Laura Morgan, Market Intelligence Lead MEA at JLL said: “While global interest rate hikes, high levels of inflation and a sluggish trade recovery continued to impact the construction industry globally, the region stood out as an anomaly showcasing a sustained growth trajectory. With an impressive project pipeline surpassing $3 trillion, led predominantly by nations like the UAE, Saudi Arabia, and Egypt, the construction sector promises more than just stability in the forthcoming period. It is slated to exhibit enduring growth, remaining the cornerstone of economic development and diversification in the MENA region.”
Pertaining to the size of the construction market, GlobalData paints an optimistic outlook for Egypt indicating a projected 9% growth (AAGR) between 2024 and 2027, supported by transportation, renewable energy, and residential sectors. While in 2022, Egypt’s residential sector emerged as the strongest, currently it holds the second-highest value of construction project awards as of H1 2023.
Saudi Arabia’s construction market size, on the other hand, is poised for 4% growth (AAGR) between 2024 and 2027 driven by ongoing economic diversification efforts rooted in the Saudi Vision 2030. Notable projects like ROSHN’s SEDRA, Jeddah Central, and Diriyah Gate Development Authority’s Diriyah, as well as initiatives by the Public Investment Fund such as Oxagon, THE LINE, Sindalah island, Trojena, and other residential and tourism projects, continue to progress swiftly, with the building and construction sector contributing 6% to the GDP, making it the second-largest non-oil sector in the country, according to the Chairman of the Saudi Contractors Authority (SCA).
The UAE’s construction market size is expected to grow by over 3% (AAGR) between 2024 and 2027, primarily fuelled by increased investment in the infrastructure and real estate sectors, including residential, hospitality, mixed-use, and commercial real estate.

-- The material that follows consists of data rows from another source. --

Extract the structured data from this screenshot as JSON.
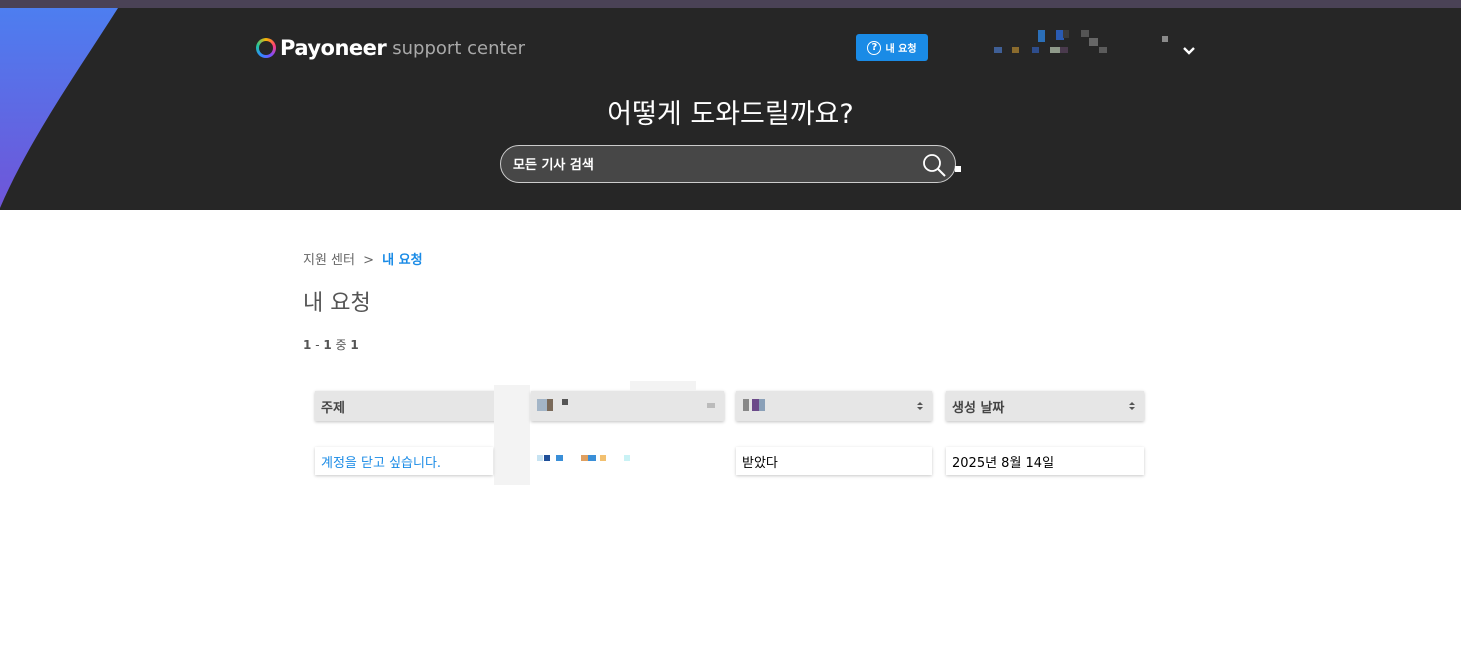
{
  "header": {
    "brand_name": "Payoneer",
    "brand_sub": "support center",
    "my_requests_button": "내 요청",
    "headline": "어떻게 도와드릴까요?",
    "search_placeholder": "모든 기사 검색"
  },
  "breadcrumb": {
    "root": "지원 센터",
    "separator": ">",
    "current": "내 요청"
  },
  "page": {
    "title": "내 요청",
    "count": {
      "from": "1",
      "dash": "-",
      "to": "1",
      "of": "중",
      "total": "1"
    }
  },
  "table": {
    "columns": [
      "주제",
      "",
      "",
      "생성 날짜"
    ],
    "rows": [
      {
        "subject": "계정을 닫고 싶습니다.",
        "status": "받았다",
        "created": "2025년 8월 14일"
      }
    ]
  },
  "colors": {
    "accent": "#1a8be6",
    "hero_bg": "#262626"
  }
}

Emirates NBD research implies that Dubai’s construction index strengthened to 55.1 in June 2023, marking the highest reading in four years.
When it comes to commodity prices, regional and global demand in addition to increased input costs have continued to exert inflationary pressure on it, leading to a spike in Q4 2022 and Q1 2023. That said, signs of stabilising were witnessed in the first half of 2023, with declines observed in aluminium (-15%), iron ore (-13%), copper (-7%), and Brent crude oil (-38%). Construction prices in the MENA region remain balanced against domestic and international economic factors, making the expectation of declining or stabilising prices uncertain.

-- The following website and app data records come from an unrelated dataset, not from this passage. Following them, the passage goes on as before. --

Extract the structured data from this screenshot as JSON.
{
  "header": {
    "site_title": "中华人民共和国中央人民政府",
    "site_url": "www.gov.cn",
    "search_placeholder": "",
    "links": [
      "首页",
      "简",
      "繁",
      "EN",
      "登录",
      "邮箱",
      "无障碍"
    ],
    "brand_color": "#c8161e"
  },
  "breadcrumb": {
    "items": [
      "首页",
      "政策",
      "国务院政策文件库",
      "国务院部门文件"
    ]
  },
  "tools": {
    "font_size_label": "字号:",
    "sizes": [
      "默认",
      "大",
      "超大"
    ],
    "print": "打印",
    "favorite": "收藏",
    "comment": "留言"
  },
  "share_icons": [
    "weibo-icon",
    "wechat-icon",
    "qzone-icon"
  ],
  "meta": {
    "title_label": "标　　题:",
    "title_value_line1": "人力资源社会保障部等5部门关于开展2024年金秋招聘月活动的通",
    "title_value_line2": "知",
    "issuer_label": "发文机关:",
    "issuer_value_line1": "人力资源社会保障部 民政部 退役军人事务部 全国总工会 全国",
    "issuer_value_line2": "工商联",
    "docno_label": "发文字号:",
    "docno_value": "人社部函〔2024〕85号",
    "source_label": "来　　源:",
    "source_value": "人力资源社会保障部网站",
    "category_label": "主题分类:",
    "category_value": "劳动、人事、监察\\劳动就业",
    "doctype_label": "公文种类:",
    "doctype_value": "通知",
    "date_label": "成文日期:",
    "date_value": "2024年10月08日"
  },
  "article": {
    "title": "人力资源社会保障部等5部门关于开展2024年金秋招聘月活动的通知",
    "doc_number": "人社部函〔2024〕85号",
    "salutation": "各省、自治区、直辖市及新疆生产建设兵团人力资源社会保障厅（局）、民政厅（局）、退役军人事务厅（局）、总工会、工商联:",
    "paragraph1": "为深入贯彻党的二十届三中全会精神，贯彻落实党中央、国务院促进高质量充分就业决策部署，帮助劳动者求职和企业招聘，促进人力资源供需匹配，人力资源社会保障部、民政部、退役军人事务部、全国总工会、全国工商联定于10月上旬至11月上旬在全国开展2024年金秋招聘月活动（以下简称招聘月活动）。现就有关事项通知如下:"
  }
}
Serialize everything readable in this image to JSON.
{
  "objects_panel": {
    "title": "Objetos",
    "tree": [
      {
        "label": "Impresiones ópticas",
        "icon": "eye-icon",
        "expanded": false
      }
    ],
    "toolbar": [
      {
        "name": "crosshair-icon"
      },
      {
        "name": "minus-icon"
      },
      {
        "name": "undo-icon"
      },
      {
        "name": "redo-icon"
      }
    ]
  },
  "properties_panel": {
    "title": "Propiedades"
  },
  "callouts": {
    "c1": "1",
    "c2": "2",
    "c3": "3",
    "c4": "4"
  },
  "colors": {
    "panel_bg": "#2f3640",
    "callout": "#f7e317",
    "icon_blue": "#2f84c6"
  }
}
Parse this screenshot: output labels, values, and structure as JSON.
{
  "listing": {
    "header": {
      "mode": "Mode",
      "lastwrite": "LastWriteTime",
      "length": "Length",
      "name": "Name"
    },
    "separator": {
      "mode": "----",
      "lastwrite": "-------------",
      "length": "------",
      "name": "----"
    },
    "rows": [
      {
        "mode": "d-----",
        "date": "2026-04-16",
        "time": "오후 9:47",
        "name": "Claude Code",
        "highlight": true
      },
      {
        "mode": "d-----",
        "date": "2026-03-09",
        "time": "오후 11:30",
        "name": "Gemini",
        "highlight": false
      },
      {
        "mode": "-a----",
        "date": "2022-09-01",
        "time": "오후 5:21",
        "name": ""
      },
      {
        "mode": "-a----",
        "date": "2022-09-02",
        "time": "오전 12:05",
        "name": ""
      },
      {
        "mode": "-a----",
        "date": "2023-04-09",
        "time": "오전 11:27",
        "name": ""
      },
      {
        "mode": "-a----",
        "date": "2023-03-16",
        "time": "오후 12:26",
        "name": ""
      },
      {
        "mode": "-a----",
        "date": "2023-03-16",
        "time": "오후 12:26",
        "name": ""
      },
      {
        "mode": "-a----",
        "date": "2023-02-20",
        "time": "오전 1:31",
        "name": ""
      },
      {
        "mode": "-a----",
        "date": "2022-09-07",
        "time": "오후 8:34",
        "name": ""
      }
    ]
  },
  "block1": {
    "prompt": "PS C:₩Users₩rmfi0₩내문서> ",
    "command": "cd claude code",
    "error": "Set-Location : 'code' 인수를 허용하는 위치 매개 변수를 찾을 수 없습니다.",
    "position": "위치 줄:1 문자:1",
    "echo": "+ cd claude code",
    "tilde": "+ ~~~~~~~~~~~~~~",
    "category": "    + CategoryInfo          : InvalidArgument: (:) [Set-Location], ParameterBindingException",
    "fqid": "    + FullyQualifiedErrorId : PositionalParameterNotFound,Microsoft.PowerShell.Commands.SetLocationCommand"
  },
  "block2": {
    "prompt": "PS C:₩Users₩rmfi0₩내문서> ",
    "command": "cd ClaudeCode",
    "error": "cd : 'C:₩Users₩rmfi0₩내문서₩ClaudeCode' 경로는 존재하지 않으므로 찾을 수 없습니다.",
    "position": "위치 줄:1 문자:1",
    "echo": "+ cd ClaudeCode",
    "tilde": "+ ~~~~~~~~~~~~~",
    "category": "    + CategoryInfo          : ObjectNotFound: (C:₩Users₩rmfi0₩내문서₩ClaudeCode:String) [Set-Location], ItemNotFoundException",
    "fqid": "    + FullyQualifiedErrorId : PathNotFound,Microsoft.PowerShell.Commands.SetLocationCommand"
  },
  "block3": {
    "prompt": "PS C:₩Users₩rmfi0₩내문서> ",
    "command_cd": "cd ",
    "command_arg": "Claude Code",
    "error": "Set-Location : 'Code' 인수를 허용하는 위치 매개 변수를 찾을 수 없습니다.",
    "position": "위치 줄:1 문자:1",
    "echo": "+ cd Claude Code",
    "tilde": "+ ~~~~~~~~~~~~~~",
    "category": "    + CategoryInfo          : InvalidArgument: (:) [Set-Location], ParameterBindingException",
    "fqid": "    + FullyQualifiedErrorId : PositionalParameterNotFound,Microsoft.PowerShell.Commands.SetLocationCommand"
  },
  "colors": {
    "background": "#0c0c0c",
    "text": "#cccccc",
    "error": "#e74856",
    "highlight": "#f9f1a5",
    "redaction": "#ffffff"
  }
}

Furthermore, the forecast for the average oil price in 2023 is $85/barrel, which is $15 lower than the price in 2022 and can potentially lead to reduced fuel and production costs, presenting an opportunity for cost savings in production and transportation. However, it is important to note that project investment in oil-producing regions, such as the Middle East, is often linked to oil price levels. Stable oil prices ideally create a favourable environment for construction projects. Conversely, oil price shocks can impact construction funding in economies heavily reliant on oil revenues.
Regarding tender price inflation, an average annual percentage change of 3% is estimated in the UAE. This increase is attributed to market factors associated with fluctuations in commodity and construction material prices. However, when it comes to the Kingdom, it is slated to experience an average annual increase of approximately 6% in 2023.
Looking ahead to 2024, tender price inflation will be approximately 2% in the UAE considering the stabilisation of commodity prices from the second half of 2023, the projected value of the project pipeline aligned with future demand, and intelligence gathered from market sources.